# Task brief
Go through the records underneath and write each one out again exactly.
/---
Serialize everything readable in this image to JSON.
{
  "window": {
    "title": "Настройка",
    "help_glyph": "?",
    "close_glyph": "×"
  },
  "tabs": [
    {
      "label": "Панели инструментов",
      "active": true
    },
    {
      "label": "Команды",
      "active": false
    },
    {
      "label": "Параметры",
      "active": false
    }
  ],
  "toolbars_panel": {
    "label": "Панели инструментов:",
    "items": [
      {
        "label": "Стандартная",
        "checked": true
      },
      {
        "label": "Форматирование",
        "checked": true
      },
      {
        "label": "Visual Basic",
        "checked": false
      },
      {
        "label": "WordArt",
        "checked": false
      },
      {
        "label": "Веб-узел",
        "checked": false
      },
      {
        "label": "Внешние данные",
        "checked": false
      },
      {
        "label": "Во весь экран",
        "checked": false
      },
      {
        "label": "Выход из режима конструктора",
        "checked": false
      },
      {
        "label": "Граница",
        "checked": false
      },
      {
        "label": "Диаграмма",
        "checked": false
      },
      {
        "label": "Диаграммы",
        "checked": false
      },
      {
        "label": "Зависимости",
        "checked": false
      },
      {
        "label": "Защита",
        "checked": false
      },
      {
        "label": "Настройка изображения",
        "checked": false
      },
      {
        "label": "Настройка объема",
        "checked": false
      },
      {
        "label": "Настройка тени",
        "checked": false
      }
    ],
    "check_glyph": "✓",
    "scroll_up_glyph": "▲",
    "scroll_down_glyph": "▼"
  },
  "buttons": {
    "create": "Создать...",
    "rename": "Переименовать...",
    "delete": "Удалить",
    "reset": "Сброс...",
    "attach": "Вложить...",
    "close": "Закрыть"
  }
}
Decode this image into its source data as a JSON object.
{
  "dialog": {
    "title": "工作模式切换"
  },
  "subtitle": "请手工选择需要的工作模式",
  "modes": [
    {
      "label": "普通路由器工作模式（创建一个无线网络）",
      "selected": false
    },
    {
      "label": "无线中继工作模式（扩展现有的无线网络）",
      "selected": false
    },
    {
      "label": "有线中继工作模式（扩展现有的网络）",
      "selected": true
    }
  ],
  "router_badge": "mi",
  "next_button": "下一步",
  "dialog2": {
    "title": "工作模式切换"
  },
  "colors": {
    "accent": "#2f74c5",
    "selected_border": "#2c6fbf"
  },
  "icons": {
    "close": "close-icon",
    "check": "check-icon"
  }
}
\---
# Task response
Serialize everything readable in this image to JSON.
{
  "window": {
    "title": "Настройка",
    "help_glyph": "?",
    "close_glyph": "×"
  },
  "tabs": [
    {
      "label": "Панели инструментов",
      "active": true
    },
    {
      "label": "Команды",
      "active": false
    },
    {
      "label": "Параметры",
      "active": false
    }
  ],
  "toolbars_panel": {
    "label": "Панели инструментов:",
    "items": [
      {
        "label": "Стандартная",
        "checked": true
      },
      {
        "label": "Форматирование",
        "checked": true
      },
      {
        "label": "Visual Basic",
        "checked": false
      },
      {
        "label": "WordArt",
        "checked": false
      },
      {
        "label": "Веб-узел",
        "checked": false
      },
      {
        "label": "Внешние данные",
        "checked": false
      },
      {
        "label": "Во весь экран",
        "checked": false
      },
      {
        "label": "Выход из режима конструктора",
        "checked": false
      },
      {
        "label": "Граница",
        "checked": false
      },
      {
        "label": "Диаграмма",
        "checked": false
      },
      {
        "label": "Диаграммы",
        "checked": false
      },
      {
        "label": "Зависимости",
        "checked": false
      },
      {
        "label": "Защита",
        "checked": false
      },
      {
        "label": "Настройка изображения",
        "checked": false
      },
      {
        "label": "Настройка объема",
        "checked": false
      },
      {
        "label": "Настройка тени",
        "checked": false
      }
    ],
    "check_glyph": "✓",
    "scroll_up_glyph": "▲",
    "scroll_down_glyph": "▼"
  },
  "buttons": {
    "create": "Создать...",
    "rename": "Переименовать...",
    "delete": "Удалить",
    "reset": "Сброс...",
    "attach": "Вложить...",
    "close": "Закрыть"
  }
}
Decode this image into its source data as a JSON object.
{
  "dialog": {
    "title": "工作模式切换"
  },
  "subtitle": "请手工选择需要的工作模式",
  "modes": [
    {
      "label": "普通路由器工作模式（创建一个无线网络）",
      "selected": false
    },
    {
      "label": "无线中继工作模式（扩展现有的无线网络）",
      "selected": false
    },
    {
      "label": "有线中继工作模式（扩展现有的网络）",
      "selected": true
    }
  ],
  "router_badge": "mi",
  "next_button": "下一步",
  "dialog2": {
    "title": "工作模式切换"
  },
  "colors": {
    "accent": "#2f74c5",
    "selected_border": "#2c6fbf"
  },
  "icons": {
    "close": "close-icon",
    "check": "check-icon"
  }
}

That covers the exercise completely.